"Moving things forward": Birthing Suite culture and labour augmentation for healthy first-time mothers.

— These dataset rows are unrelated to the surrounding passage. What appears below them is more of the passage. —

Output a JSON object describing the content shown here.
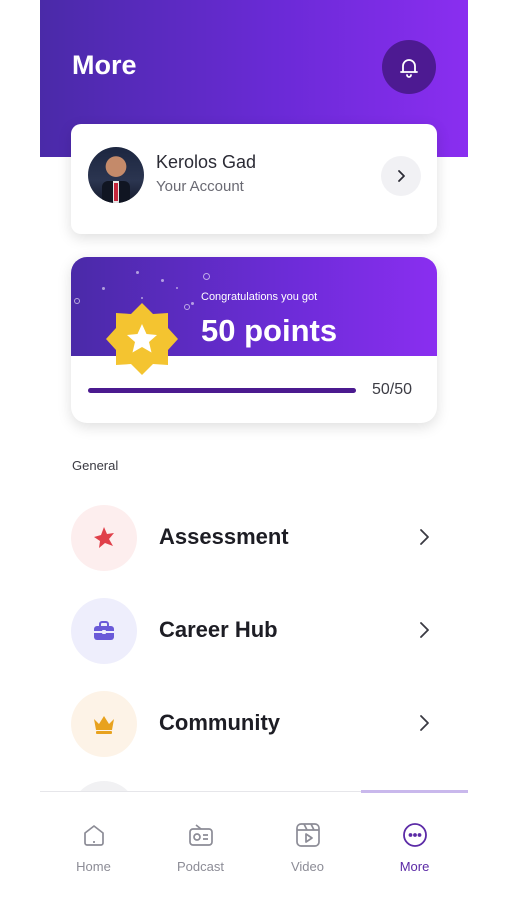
{
  "header": {
    "title": "More"
  },
  "account": {
    "name": "Kerolos Gad",
    "subtitle": "Your Account"
  },
  "points": {
    "congrats": "Congratulations you got",
    "headline": "50 points",
    "progress_text": "50/50",
    "progress_fraction": 1.0
  },
  "section": {
    "label": "General"
  },
  "menu": [
    {
      "label": "Assessment",
      "icon": "star-burst-icon",
      "icon_color": "#e0404a",
      "bg": "#fdeeee"
    },
    {
      "label": "Career Hub",
      "icon": "briefcase-icon",
      "icon_color": "#6a5ad8",
      "bg": "#eeeefc"
    },
    {
      "label": "Community",
      "icon": "crown-icon",
      "icon_color": "#e8a21e",
      "bg": "#fdf3e7"
    }
  ],
  "nav": [
    {
      "label": "Home",
      "icon": "home-icon",
      "active": false
    },
    {
      "label": "Podcast",
      "icon": "podcast-icon",
      "active": false
    },
    {
      "label": "Video",
      "icon": "video-icon",
      "active": false
    },
    {
      "label": "More",
      "icon": "more-icon",
      "active": true
    }
  ],
  "colors": {
    "primary": "#6a2ad6",
    "accent_dark": "#4b1a8f",
    "badge_yellow": "#f4c430"
  }
}
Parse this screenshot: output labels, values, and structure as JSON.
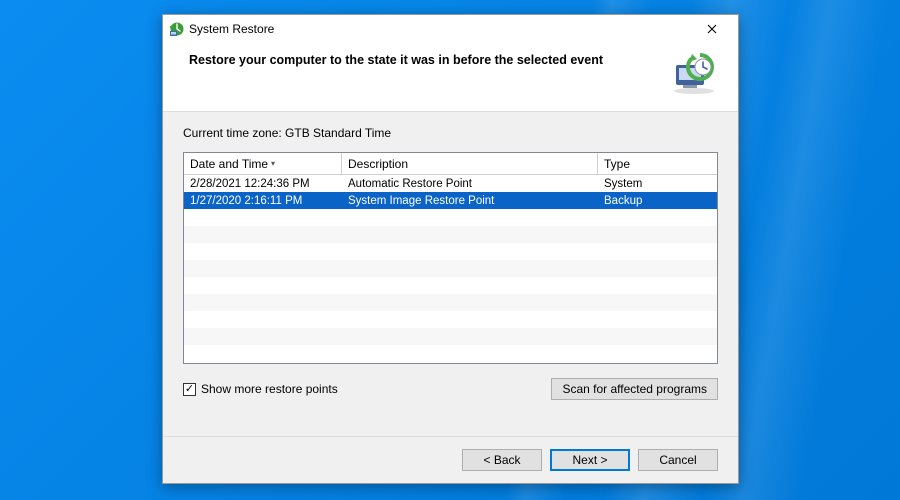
{
  "window": {
    "title": "System Restore",
    "heading": "Restore your computer to the state it was in before the selected event"
  },
  "timezone_label": "Current time zone: GTB Standard Time",
  "columns": {
    "date_time": "Date and Time",
    "description": "Description",
    "type": "Type"
  },
  "rows": [
    {
      "date_time": "2/28/2021 12:24:36 PM",
      "description": "Automatic Restore Point",
      "type": "System",
      "selected": false
    },
    {
      "date_time": "1/27/2020 2:16:11 PM",
      "description": "System Image Restore Point",
      "type": "Backup",
      "selected": true
    }
  ],
  "checkbox": {
    "label": "Show more restore points",
    "checked": true
  },
  "buttons": {
    "scan": "Scan for affected programs",
    "back": "< Back",
    "next": "Next >",
    "cancel": "Cancel"
  }
}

In Aotearoa New Zealand, healthy women giving birth for the first time may plan to give birth in range of settings - from home to a tertiary hospital where surgical and anaesthetic services are available. Each birth location has its own culture, and the extent to which this culture influences the birth experience lies at the heart of this research. Just twenty-three percent of first-time mothers experience a normal birth with no obstetric interventions, and the chosen place of birth is implicated in this statistical outcome. Tertiary maternity settings report the highest rates of birth interventions, even for healthy women who can anticipate straightforward labour experiences. Among the most frequently used birth interventions are labour augmentation procedures - artificial rupture of membranes and administration of synthetic oxytocin infusions. My critical realist ethnography aims to explore the cultural landscape within one tertiary birthing suite and in doing so to identify the generative mechanisms that influence the likelihood of labour augmentation for well first-time mothers. I begin with a retrospective chart review to uncover the magnitude of the use of augmentation procedures for a sample of healthy women presenting in labour to the birthing suite over one calendar year. Interviews with women who experienced long labours yield insights about their decision-making with respect to augmentation. Focus groups and interviews with midwives and obstetric doctors contribute an understanding of factors associated with their use of augmentation, and a period of non-participant observation in the birthing suite illuminates the nuanced ways the unit culture contributes to the permissive use of augmentation procedures in this birthing environment. Findings reveal that sixty percent of women experienced labour augmentation procedures and for one third of them, the augmentation was not indicated according to the clinical guideline in use at the time. Pressure to be “moving things forward” characterises the birthing suite culture. The identified generative mechanisms that combine to influence the likelihood of augmentation include a lack of belief in birth, not valuing midwives, the education and socialisation of midwives and doctors, and the industrialisation of birth - all underpinned by available social discourses about being a good mother, a good midwife or a good doctor. Ironically, the very attributes that make the tertiary hospital the ideal place to be when birth is complex or the unexpected happens (‘poised-ness’ for action, being a ‘well-oiled machine’ for emergency care, surveillance and control) are the same attributes that create a dis-abling environment for physiological first birth to unfold at its own pace. The ‘perfect system’ is in place; a well-embedded midwifery-led continuity of care model incorporating seamless and integrated secondary referral processes. But despite this potentially enabling model of maternity care, once ‘nested’ within the tertiary hospital setting the impact of social, professional and industrial discourses overwhelms the salutogenic factors that should protect normal birth. A re-focussed commitment to providing continuity of care across the labour continuum, home visiting in early labour, enhancing physiological birth support in both the relational and environmental realms, averting the obstetric gaze and prioritising women’s needs over institutional needs represent the best way forward as strategies to resist the inexorable rise of obstetric intervention. Midwives are well-positioned to respond to this call. Reclaiming their expertise in support of physiological first birth by driving the practice and research agenda presents the optimal way to “move things forward” for women.